Element data from apps and pages:
■ ■ ■ ■ ■ ■ ■

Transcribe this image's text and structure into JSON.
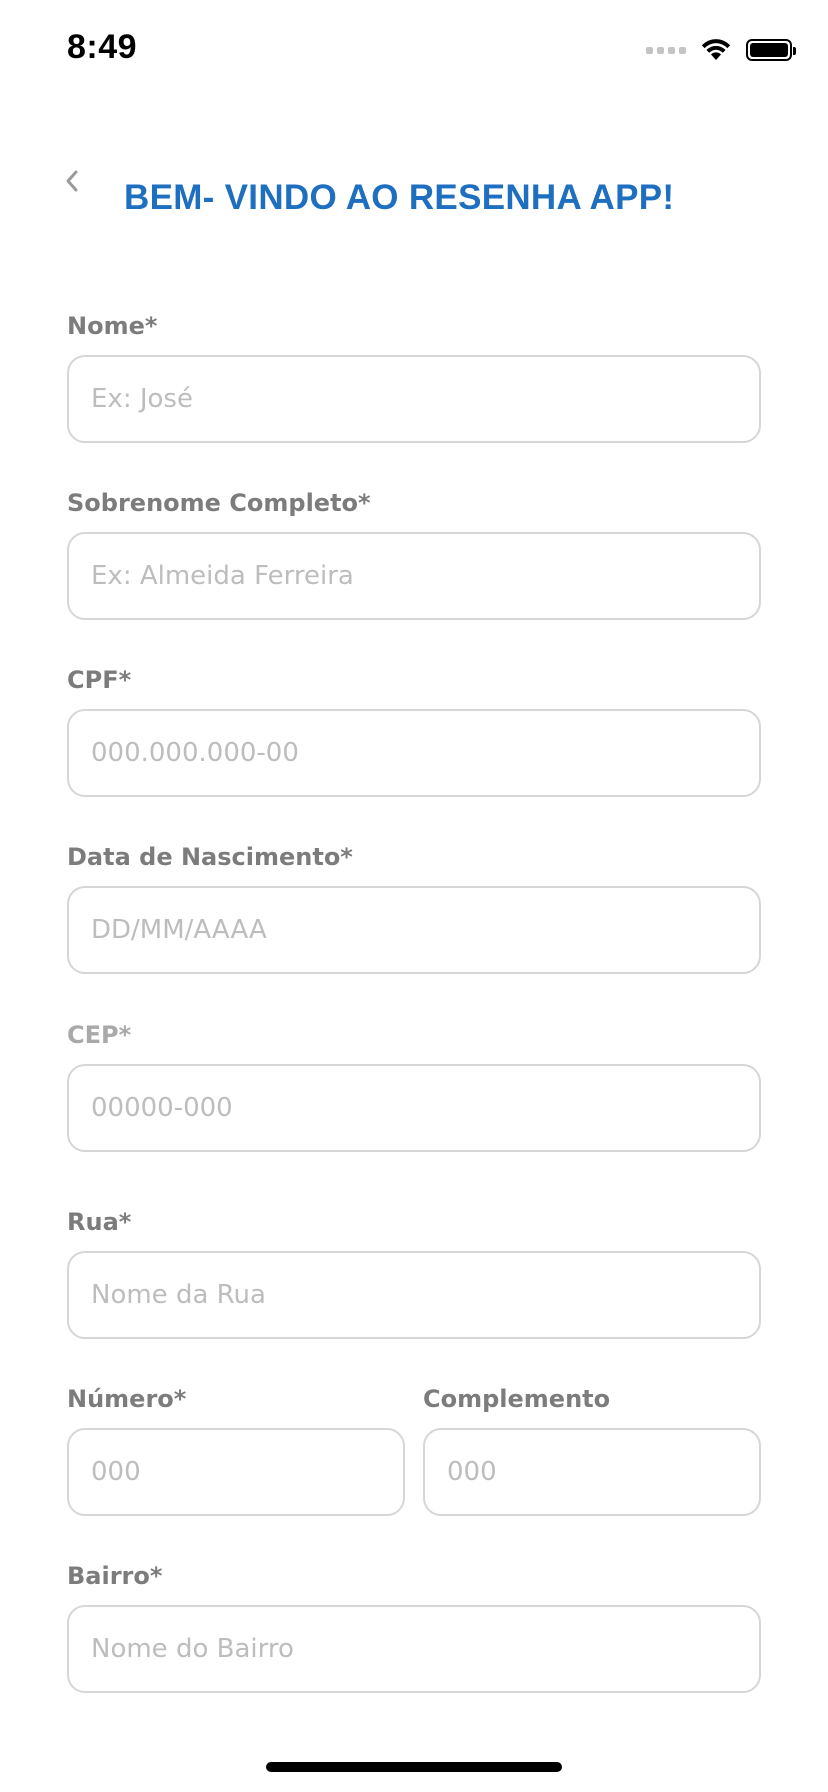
{
  "status_bar": {
    "time": "8:49"
  },
  "header": {
    "title": "BEM- VINDO AO RESENHA APP!",
    "accent_color": "#1e6fbf",
    "back_icon": "chevron-left-icon"
  },
  "form": {
    "nome": {
      "label": "Nome*",
      "placeholder": "Ex: José"
    },
    "sobrenome": {
      "label": "Sobrenome Completo*",
      "placeholder": "Ex: Almeida Ferreira"
    },
    "cpf": {
      "label": "CPF*",
      "placeholder": "000.000.000-00"
    },
    "nascimento": {
      "label": "Data de Nascimento*",
      "placeholder": "DD/MM/AAAA"
    },
    "cep": {
      "label": "CEP*",
      "placeholder": "00000-000"
    },
    "rua": {
      "label": "Rua*",
      "placeholder": "Nome da Rua"
    },
    "numero": {
      "label": "Número*",
      "placeholder": "000"
    },
    "complemento": {
      "label": "Complemento",
      "placeholder": "000"
    },
    "bairro": {
      "label": "Bairro*",
      "placeholder": "Nome do Bairro"
    }
  }
}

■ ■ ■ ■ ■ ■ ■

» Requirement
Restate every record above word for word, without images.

» Exercise response
Transcribe this image's text and structure into JSON.
{
  "status_bar": {
    "time": "8:49"
  },
  "header": {
    "title": "BEM- VINDO AO RESENHA APP!",
    "accent_color": "#1e6fbf",
    "back_icon": "chevron-left-icon"
  },
  "form": {
    "nome": {
      "label": "Nome*",
      "placeholder": "Ex: José"
    },
    "sobrenome": {
      "label": "Sobrenome Completo*",
      "placeholder": "Ex: Almeida Ferreira"
    },
    "cpf": {
      "label": "CPF*",
      "placeholder": "000.000.000-00"
    },
    "nascimento": {
      "label": "Data de Nascimento*",
      "placeholder": "DD/MM/AAAA"
    },
    "cep": {
      "label": "CEP*",
      "placeholder": "00000-000"
    },
    "rua": {
      "label": "Rua*",
      "placeholder": "Nome da Rua"
    },
    "numero": {
      "label": "Número*",
      "placeholder": "000"
    },
    "complemento": {
      "label": "Complemento",
      "placeholder": "000"
    },
    "bairro": {
      "label": "Bairro*",
      "placeholder": "Nome do Bairro"
    }
  }
}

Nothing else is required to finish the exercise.